Insulated from His Own Destruction
With Newsom’s background speaking to a heavily gilded environment of private schools, European trips, and billionaire benefactors, it is no wonder his worldview is squarely in the globalist-progressive camp. While the World Economic Forum (WEF) has called to reduce the number of cars by 75 percent in only 27 years, that body is merely a PR gathering of rich and connected virtue signalers. Newsom’s California has real power, with the governor announcing in 2020 that the state would ban gasoline-powered cars by 2035. Of course, neither Newsom nor the poseurs at the WEF have promised to give up their private jets.
Regardless of the pain the elites plan to inflict on the rest of us in the name of the planet or some other cause-du-jour, their wealth and status insulate them from their policy preferences.

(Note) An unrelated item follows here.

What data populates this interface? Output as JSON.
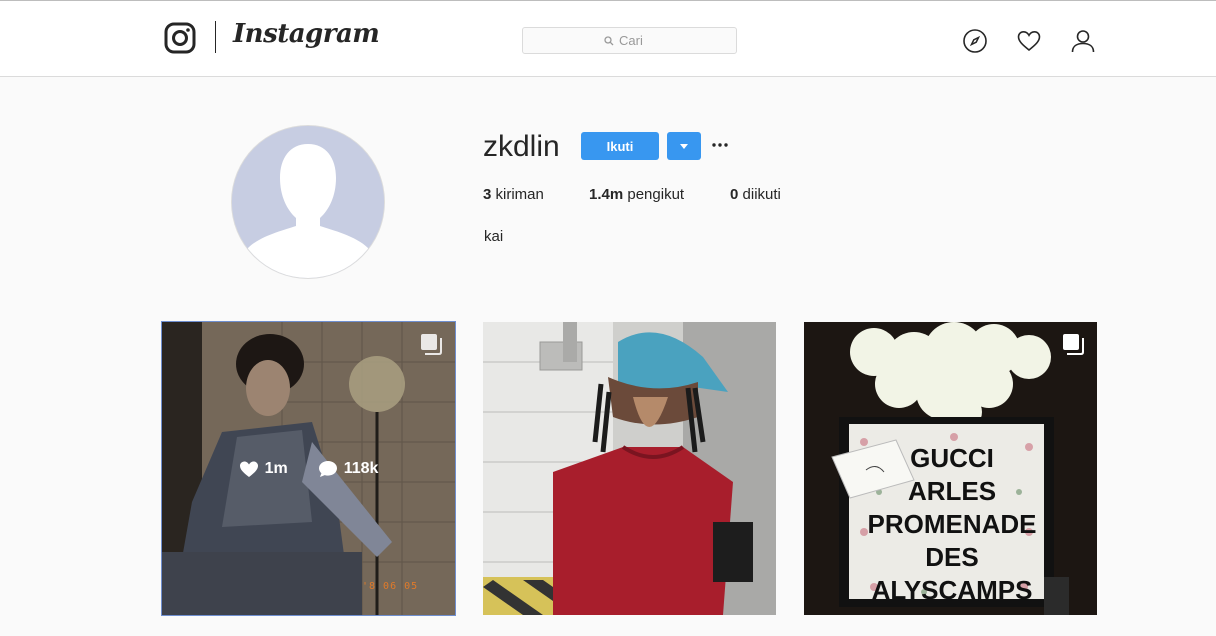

They have armed guards while proposing to curtail your ability to defend yourself with a crafty end-run around the Second Amendment; they unleash inflation to monetize America’s trillions in debt while owning hard, inflation-resistant assets; they layer heavy taxes and crushing regulations on average people, putting prosperity beyond reach for hundreds of millions while they already have their money.
Nowhere was this more in evidence than in Nov. 2021 when, as Newsom was ordering Californians to stay at home during Covid-19’s winter resurgence, he attended a dinner party with well-heeled lobbyists at the ritzy French Laundry restaurant. Newsom later acknowledged this as an error — presumably the “I was caught” variety of error rather than the “It was wrong” variety. But Newsom’s “rules for thee but not for me” had real consequences far beyond the PR hit.
California’s losing population for three years in a row was abetted by Newsom’s wanton destruction of people’s livelihoods and crushing of their freedom of movement. The same happened in New York state and New York City, which from April 1, 2020, to July 1, 2022, lost an estimated 524,079 and 468,297 residents, respectively, the plurality of whom moved to DeSantis’ Florida.
And given that California and Florida had similar age-adjusted Covid-19 mortality rates while taking wildly divergent public health responses, one can understand Newsom’s prickly defensiveness toward a DeSantis strong point.
America’s two major political parties have been undergoing a realignment since the 1990s, concurrent with the increased pace of globalization and the information economy. Democrats are now the party of Wall Street, Silicon Valley, and Hollywood, while retaining considerable allegiance among minorities and the government-dependent poor. Republicans have seen a surge in support among the working class.
Depending on the major party nominees and the themes dominating the 2024 campaign, the national political realignment may be cemented for a generation. Should Newsom win the Democratic Party’s nomination for president in 2024, the stakes will be higher and the contrast clearer than at any time in the last 100 years.